- _Instructions for the task_: All lines containing the string "EMAIL" must be copied from the entries.

#####

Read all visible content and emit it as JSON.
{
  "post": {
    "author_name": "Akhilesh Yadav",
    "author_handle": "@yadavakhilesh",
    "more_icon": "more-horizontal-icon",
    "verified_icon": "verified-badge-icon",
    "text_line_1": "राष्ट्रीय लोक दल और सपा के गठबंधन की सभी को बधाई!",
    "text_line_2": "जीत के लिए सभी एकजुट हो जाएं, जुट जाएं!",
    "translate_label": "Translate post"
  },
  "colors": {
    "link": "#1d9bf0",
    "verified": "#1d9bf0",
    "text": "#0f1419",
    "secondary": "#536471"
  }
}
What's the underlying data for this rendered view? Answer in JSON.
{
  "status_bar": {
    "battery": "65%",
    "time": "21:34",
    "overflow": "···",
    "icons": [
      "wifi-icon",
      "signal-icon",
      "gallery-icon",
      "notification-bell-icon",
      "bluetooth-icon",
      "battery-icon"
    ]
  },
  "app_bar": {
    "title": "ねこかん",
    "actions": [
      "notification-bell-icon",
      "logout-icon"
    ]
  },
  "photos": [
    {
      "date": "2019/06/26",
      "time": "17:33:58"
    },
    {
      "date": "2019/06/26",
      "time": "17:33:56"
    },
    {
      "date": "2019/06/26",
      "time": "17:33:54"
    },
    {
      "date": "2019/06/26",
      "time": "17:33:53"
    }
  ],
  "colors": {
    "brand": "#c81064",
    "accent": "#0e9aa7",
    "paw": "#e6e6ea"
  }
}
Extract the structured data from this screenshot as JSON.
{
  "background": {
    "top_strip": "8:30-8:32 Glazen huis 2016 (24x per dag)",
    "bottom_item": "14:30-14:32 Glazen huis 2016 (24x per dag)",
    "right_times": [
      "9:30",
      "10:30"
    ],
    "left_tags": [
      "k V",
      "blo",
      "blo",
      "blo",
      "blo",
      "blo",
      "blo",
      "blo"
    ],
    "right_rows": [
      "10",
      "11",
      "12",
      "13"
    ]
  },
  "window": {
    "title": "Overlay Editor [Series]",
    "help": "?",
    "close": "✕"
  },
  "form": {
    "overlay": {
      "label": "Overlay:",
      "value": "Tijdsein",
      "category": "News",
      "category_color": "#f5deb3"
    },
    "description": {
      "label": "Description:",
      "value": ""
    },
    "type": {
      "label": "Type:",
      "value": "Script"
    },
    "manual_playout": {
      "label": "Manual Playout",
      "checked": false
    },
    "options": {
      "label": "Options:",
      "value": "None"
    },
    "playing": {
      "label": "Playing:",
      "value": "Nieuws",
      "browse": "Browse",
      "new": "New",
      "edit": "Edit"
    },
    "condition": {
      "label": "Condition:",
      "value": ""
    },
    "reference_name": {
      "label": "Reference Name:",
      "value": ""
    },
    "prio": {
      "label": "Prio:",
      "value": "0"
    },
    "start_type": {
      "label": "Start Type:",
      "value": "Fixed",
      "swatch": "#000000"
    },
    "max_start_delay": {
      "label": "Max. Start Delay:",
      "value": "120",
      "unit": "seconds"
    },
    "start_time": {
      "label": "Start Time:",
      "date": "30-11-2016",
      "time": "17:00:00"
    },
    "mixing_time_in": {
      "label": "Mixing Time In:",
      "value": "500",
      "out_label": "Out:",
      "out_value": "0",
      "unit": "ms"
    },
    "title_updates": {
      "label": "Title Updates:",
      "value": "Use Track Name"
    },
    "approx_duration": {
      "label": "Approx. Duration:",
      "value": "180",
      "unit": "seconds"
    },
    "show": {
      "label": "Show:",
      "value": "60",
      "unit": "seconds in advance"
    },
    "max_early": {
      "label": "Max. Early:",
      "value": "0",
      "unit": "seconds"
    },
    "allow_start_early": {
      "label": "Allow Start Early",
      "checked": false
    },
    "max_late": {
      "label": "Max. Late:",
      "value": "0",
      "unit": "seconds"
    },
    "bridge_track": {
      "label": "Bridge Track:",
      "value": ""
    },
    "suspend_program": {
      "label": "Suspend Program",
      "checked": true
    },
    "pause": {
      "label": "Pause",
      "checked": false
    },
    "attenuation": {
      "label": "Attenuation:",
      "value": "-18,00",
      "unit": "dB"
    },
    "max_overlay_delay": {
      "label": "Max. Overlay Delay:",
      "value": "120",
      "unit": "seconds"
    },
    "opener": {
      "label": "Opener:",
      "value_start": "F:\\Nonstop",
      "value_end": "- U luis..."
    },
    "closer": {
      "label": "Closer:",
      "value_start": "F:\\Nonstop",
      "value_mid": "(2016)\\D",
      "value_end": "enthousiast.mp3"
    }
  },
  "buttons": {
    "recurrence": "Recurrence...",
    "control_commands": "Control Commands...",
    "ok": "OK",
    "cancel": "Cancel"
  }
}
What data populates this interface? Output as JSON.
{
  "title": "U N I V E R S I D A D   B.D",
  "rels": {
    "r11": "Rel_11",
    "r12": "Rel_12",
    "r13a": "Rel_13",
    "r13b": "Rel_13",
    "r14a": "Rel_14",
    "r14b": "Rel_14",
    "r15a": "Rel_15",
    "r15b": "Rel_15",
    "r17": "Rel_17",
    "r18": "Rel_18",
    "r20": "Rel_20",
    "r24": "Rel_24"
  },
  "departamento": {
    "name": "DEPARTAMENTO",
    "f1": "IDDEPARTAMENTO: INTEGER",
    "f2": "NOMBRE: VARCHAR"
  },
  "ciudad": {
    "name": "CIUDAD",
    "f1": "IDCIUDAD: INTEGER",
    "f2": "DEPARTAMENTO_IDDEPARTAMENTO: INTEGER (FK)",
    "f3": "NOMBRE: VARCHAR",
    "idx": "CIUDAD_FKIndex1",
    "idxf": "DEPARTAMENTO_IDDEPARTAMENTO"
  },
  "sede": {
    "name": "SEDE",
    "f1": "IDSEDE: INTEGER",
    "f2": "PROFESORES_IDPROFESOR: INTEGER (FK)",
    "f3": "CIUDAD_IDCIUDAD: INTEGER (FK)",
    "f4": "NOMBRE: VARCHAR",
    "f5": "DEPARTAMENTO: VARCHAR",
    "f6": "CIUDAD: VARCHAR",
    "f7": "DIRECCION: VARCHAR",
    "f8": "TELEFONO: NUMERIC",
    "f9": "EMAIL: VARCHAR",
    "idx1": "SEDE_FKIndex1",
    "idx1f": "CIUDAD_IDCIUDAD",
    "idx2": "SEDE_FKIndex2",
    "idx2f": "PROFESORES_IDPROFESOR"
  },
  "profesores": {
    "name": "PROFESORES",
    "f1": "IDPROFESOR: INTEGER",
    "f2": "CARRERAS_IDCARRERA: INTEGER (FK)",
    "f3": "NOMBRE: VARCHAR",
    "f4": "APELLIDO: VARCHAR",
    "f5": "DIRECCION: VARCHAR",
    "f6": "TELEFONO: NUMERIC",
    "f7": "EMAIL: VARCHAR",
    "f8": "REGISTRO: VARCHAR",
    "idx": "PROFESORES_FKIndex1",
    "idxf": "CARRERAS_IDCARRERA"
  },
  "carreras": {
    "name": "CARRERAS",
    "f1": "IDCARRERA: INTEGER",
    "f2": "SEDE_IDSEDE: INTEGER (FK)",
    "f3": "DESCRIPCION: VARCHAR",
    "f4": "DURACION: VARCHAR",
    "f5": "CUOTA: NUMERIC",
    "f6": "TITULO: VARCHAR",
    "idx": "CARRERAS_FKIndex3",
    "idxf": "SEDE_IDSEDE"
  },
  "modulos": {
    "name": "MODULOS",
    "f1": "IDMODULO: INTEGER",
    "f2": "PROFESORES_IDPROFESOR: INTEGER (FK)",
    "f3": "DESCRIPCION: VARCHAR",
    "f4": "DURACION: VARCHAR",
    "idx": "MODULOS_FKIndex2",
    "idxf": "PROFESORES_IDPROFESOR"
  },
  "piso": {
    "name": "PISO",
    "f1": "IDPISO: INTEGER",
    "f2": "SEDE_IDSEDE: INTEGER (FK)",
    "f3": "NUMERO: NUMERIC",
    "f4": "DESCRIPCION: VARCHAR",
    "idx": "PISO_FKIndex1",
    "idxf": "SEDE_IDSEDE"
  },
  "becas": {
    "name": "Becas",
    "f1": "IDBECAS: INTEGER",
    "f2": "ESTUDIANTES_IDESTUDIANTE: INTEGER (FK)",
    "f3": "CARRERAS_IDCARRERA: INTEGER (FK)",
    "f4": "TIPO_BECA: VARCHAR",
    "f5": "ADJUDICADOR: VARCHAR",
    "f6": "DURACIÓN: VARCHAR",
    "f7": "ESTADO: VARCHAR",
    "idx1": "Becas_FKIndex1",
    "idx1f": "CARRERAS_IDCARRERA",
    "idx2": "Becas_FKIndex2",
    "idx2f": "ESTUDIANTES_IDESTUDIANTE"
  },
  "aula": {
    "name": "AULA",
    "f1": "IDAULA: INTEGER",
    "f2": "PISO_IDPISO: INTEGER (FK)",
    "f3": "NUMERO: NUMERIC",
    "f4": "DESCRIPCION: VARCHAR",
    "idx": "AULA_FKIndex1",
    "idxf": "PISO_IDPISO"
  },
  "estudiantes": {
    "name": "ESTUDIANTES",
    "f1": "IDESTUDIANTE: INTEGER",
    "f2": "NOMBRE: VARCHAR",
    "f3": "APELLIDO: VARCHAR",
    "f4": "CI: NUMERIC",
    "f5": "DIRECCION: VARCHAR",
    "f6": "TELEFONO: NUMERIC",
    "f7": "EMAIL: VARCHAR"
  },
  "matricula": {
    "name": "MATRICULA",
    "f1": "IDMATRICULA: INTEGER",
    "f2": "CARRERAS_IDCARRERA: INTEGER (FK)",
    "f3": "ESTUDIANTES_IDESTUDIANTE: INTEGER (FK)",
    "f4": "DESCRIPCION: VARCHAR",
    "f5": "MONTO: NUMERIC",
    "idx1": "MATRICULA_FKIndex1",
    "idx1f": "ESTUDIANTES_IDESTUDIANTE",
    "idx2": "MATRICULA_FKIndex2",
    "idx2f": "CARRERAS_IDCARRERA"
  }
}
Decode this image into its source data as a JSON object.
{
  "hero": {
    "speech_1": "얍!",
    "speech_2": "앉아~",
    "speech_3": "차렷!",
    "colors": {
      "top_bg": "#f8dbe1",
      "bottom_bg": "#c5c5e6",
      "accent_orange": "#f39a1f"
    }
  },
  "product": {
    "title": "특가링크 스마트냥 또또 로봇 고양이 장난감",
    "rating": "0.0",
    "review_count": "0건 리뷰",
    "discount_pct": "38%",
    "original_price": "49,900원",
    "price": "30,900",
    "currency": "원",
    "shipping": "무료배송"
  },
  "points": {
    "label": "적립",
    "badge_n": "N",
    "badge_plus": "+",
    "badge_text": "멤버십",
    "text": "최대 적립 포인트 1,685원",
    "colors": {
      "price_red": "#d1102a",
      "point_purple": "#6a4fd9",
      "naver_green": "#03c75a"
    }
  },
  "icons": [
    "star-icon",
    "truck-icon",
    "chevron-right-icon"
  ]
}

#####

- _Answer below_:
    "f9": "EMAIL: VARCHAR",
    "f7": "EMAIL: VARCHAR",
    "f7": "EMAIL: VARCHAR"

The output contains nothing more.